Was your directory a FUSE-based network mount by any chance?
In addition to a file with that name already existing (other answer), this can happen when a FUSE process that once mounted something at this directory crashed (or was killed, e.g. with
kill -9 or via the Linux OOM killer).
To see what is happening in detail, run
strace -fy mkdir -p $directory, which shows all syscalls involved and their return values.
I consider the error messages emitted in this case a bug in
mkdir -p (in particular the
When you run it on a dir that had a FUSE process mounted but that process crashed, it says
mkdir: cannot create directory ‘/mymount’: File exists
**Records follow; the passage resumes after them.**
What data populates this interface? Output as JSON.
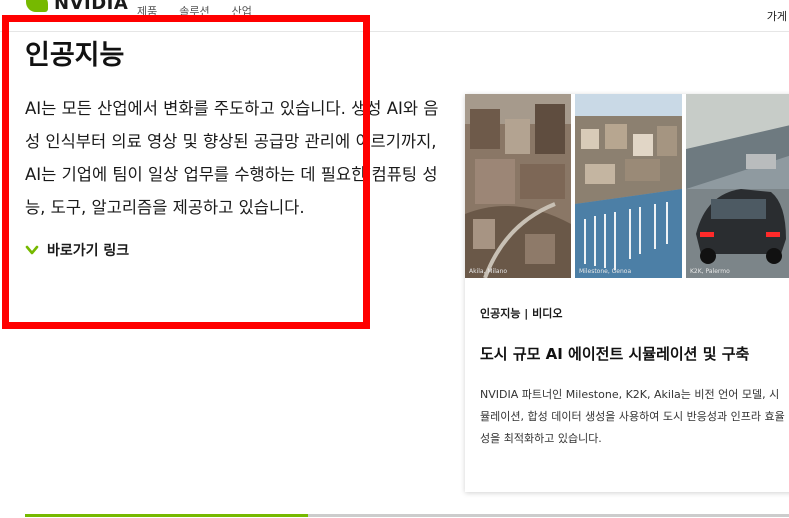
{
  "nav": {
    "logo_text": "NVIDIA",
    "items": [
      "제품",
      "솔루션",
      "산업"
    ],
    "right_label": "가게"
  },
  "section": {
    "heading": "인공지능",
    "intro": "AI는 모든 산업에서 변화를 주도하고 있습니다. 생성 AI와 음성 인식부터 의료 영상 및 향상된 공급망 관리에 이르기까지, AI는 기업에 팀이 일상 업무를 수행하는 데 필요한 컴퓨팅 성능, 도구, 알고리즘을 제공하고 있습니다.",
    "quicklinks_label": "바로가기 링크",
    "quicklinks_icon": "chevron-down-icon"
  },
  "card": {
    "thumbs": [
      {
        "caption": "Akila, Milano"
      },
      {
        "caption": "Milestone, Genoa"
      },
      {
        "caption": "K2K, Palermo"
      }
    ],
    "tag": "인공지능 | 비디오",
    "title": "도시 규모 AI 에이전트 시뮬레이션 및 구축",
    "description": "NVIDIA 파트너인 Milestone, K2K, Akila는 비전 언어 모델, 시뮬레이션, 합성 데이터 생성을 사용하여 도시 반응성과 인프라 효율성을 최적화하고 있습니다."
  },
  "carousel": {
    "progress": 0.37
  },
  "colors": {
    "accent": "#76b900",
    "annotation": "#ff0000"
  }
}
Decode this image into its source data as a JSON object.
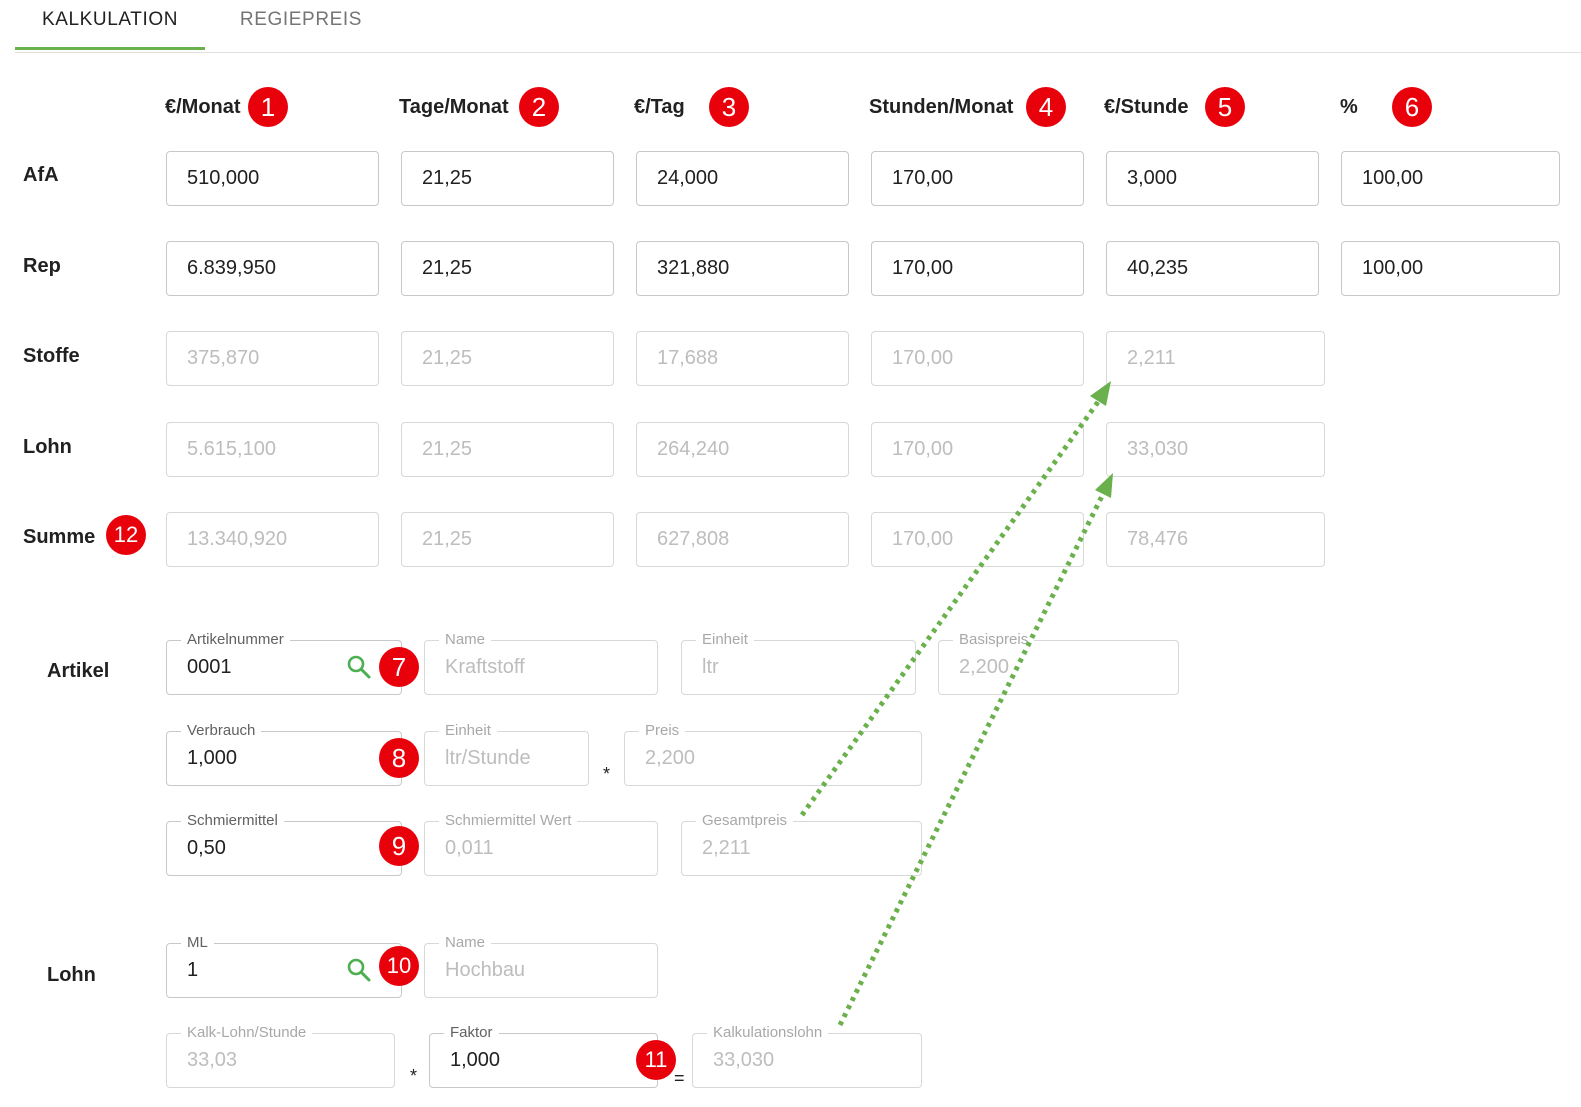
{
  "tabs": [
    {
      "label": "KALKULATION",
      "active": true
    },
    {
      "label": "REGIEPREIS",
      "active": false
    }
  ],
  "columns": [
    {
      "label": "€/Monat",
      "badge": "1"
    },
    {
      "label": "Tage/Monat",
      "badge": "2"
    },
    {
      "label": "€/Tag",
      "badge": "3"
    },
    {
      "label": "Stunden/Monat",
      "badge": "4"
    },
    {
      "label": "€/Stunde",
      "badge": "5"
    },
    {
      "label": "%",
      "badge": "6"
    }
  ],
  "rows": [
    {
      "label": "AfA",
      "values": [
        "510,000",
        "21,25",
        "24,000",
        "170,00",
        "3,000",
        "100,00"
      ]
    },
    {
      "label": "Rep",
      "values": [
        "6.839,950",
        "21,25",
        "321,880",
        "170,00",
        "40,235",
        "100,00"
      ]
    },
    {
      "label": "Stoffe",
      "values": [
        "375,870",
        "21,25",
        "17,688",
        "170,00",
        "2,211"
      ]
    },
    {
      "label": "Lohn",
      "values": [
        "5.615,100",
        "21,25",
        "264,240",
        "170,00",
        "33,030"
      ]
    },
    {
      "label": "Summe",
      "badge": "12",
      "values": [
        "13.340,920",
        "21,25",
        "627,808",
        "170,00",
        "78,476"
      ]
    }
  ],
  "artikel": {
    "section_label": "Artikel",
    "artikelnummer": {
      "label": "Artikelnummer",
      "value": "0001",
      "badge": "7"
    },
    "name": {
      "label": "Name",
      "value": "Kraftstoff"
    },
    "einheit": {
      "label": "Einheit",
      "value": "ltr"
    },
    "basispreis": {
      "label": "Basispreis",
      "value": "2,200"
    },
    "verbrauch": {
      "label": "Verbrauch",
      "value": "1,000",
      "badge": "8"
    },
    "verbrauch_einheit": {
      "label": "Einheit",
      "value": "ltr/Stunde"
    },
    "multiply_sign": "*",
    "preis": {
      "label": "Preis",
      "value": "2,200"
    },
    "schmiermittel": {
      "label": "Schmiermittel",
      "value": "0,50",
      "badge": "9"
    },
    "schmiermittel_wert": {
      "label": "Schmiermittel Wert",
      "value": "0,011"
    },
    "gesamtpreis": {
      "label": "Gesamtpreis",
      "value": "2,211"
    }
  },
  "lohn": {
    "section_label": "Lohn",
    "ml": {
      "label": "ML",
      "value": "1",
      "badge": "10"
    },
    "name": {
      "label": "Name",
      "value": "Hochbau"
    },
    "kalk_lohn": {
      "label": "Kalk-Lohn/Stunde",
      "value": "33,03"
    },
    "multiply_sign": "*",
    "faktor": {
      "label": "Faktor",
      "value": "1,000",
      "badge": "11"
    },
    "equals_sign": "=",
    "kalkulationslohn": {
      "label": "Kalkulationslohn",
      "value": "33,030"
    }
  },
  "colors": {
    "accent_green": "#6ab04c",
    "badge_red": "#e8000b",
    "arrow_green": "#6ab04c"
  }
}
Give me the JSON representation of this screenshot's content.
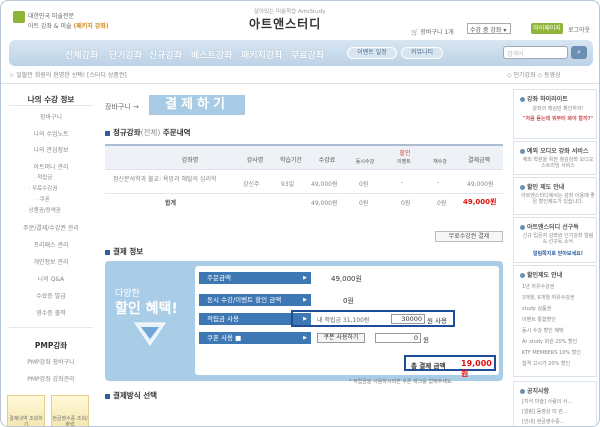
{
  "header": {
    "tagline_line1": "대한민국 미술전문",
    "tagline_line2_prefix": "아트 강좌 & 미술",
    "tagline_line2_highlight": "(패키지 강좌)",
    "site_subtitle": "살아있는 미술학습 ArtoStudy",
    "site_name": "아트앤스터디",
    "cart_label": "장바구니 1개",
    "select_value": "수강 중 강좌",
    "mypage_label": "마이페이지",
    "logout_label": "로그아웃"
  },
  "nav": {
    "items": [
      "전체강좌",
      "단기강좌",
      "신규강좌",
      "베스트강좌",
      "패키지강좌",
      "무료강좌"
    ],
    "pills": [
      "이벤트 일정",
      "커뮤니티"
    ],
    "search_placeholder": "검색어",
    "notice": "☆ 일할만 회원의 현명한 선택! [스터디 상품권]",
    "right_links": "◇ 인기강좌  ◇ 동영상"
  },
  "sidebar": {
    "title": "나의 수강 정보",
    "items": [
      "장바구니",
      "나의 수업노트",
      "나의 관심정보",
      "아트머니 관리"
    ],
    "subitems": [
      "· 적립금",
      "· 무료수강권",
      "· 쿠폰",
      "· 상품권/정액권"
    ],
    "items2": [
      "주문/결제/수강권 관리",
      "프리패스 관리",
      "개인정보 관리",
      "나의 Q&A",
      "수료증 발급",
      "영수증 출력"
    ],
    "section2_title": "PMP강좌",
    "items3": [
      "PMP강좌 장바구니",
      "PMP강좌 강좌관리"
    ],
    "buttons": [
      "결제내역 조회하기",
      "현금영수증 조회/출력"
    ]
  },
  "main": {
    "breadcrumb": "장바구니 →",
    "title": "결제하기",
    "section1_title": "정규강좌",
    "section1_sub": "(전체)",
    "section1_suffix": "주문내역",
    "table": {
      "headers": [
        "강좌명",
        "강사명",
        "학습기간",
        "수강료",
        "할인",
        "결제금액"
      ],
      "discount_subheaders": [
        "동시수강",
        "이벤트",
        "재수강"
      ],
      "row": {
        "name": "정신분석학과 불교: 욕망과 해탈의 심리학",
        "teacher": "강신주",
        "period": "93일",
        "fee": "49,000원",
        "d1": "0원",
        "d2": "-",
        "d3": "-",
        "total": "49,000원"
      },
      "sum": {
        "label": "합계",
        "fee": "49,000원",
        "d1": "0원",
        "d2": "0원",
        "d3": "0원",
        "total": "49,000원"
      }
    },
    "free_coupon_button": "무료수강권 결제",
    "section2_title": "결제 정보",
    "promo_line1": "다양한",
    "promo_line2": "할인 혜택!",
    "payment": {
      "order_label": "주문금액",
      "order_value": "49,000원",
      "event_label": "동시 수강/이벤트 할인 금액",
      "event_value": "0원",
      "point_label": "적립금 사용",
      "point_text": "내 적립금 31,100원",
      "point_input": "30000",
      "point_suffix": "원 사용",
      "coupon_label": "쿠폰 사용",
      "coupon_button": "쿠폰 사용하기",
      "coupon_input": "0",
      "coupon_suffix": "원",
      "total_label": "총 결제 금액",
      "total_value": "19,000 원"
    },
    "note": "* 적립금을 사용하시려면 쿠폰 체크를 없애주세요.",
    "section3_title": "결제방식 선택"
  },
  "right": {
    "card1_title": "강좌 하이라이트",
    "card1_text": "강좌의 핵심만 확인하자!",
    "card1_quote": "\"처음 듣는데 뭐부터 봐야 할까?\"",
    "card2_title": "예외 오디오 강좌 서비스",
    "card2_text": "예외 학원을 위한 청강강좌 오디오 스트리밍 서비스",
    "card3_title": "할인 제도 안내",
    "card3_text": "아트앤스터디에서는 강좌 이용에 좋은 할인제도가 있습니다.",
    "card4_title": "아트앤스터디 선구독",
    "card4_text": "신규 입문자 강좌와 인기강좌 알림 & 선구독 소식",
    "card4_highlight": "알림쪽지로 받아보세요!",
    "list_title": "할인제도 안내",
    "list": [
      "1년 자유수강권",
      "3개월, 6개월 자유수강권",
      "study 상품권",
      "이벤트 통합할인",
      "동시 수강 할인 혜택",
      "Ar study 회원 20% 할인",
      "KTF MEMBERS 10% 할인",
      "합격 고시가 20% 할인"
    ],
    "notice_title": "공지사항",
    "notices": [
      "[지식 미술] 사람의 사...",
      "[알림] 동영상 미 관...",
      "[안내] 현금영수증..."
    ]
  }
}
which is rather highly inaccurate, because the underlying
stat() call returns
ENOTCONN (Transport endpoint is not connected); but
mkdir propagates up the less-specific error from the previous
It's extra confusing because the man page says:
no error if existing, make parent directories as needed
so it shouldn't error if the dir exists, yet
ls -l / shows:
d????????? ? ? ? ? ? files
so according to this (
d), it is a directory, but it isn't according to
I believe a better error message (which
mkdir -p should emit in this case) would be:
mkdir: cannot create directory ‘/mymount’: Transport endpoint is not connected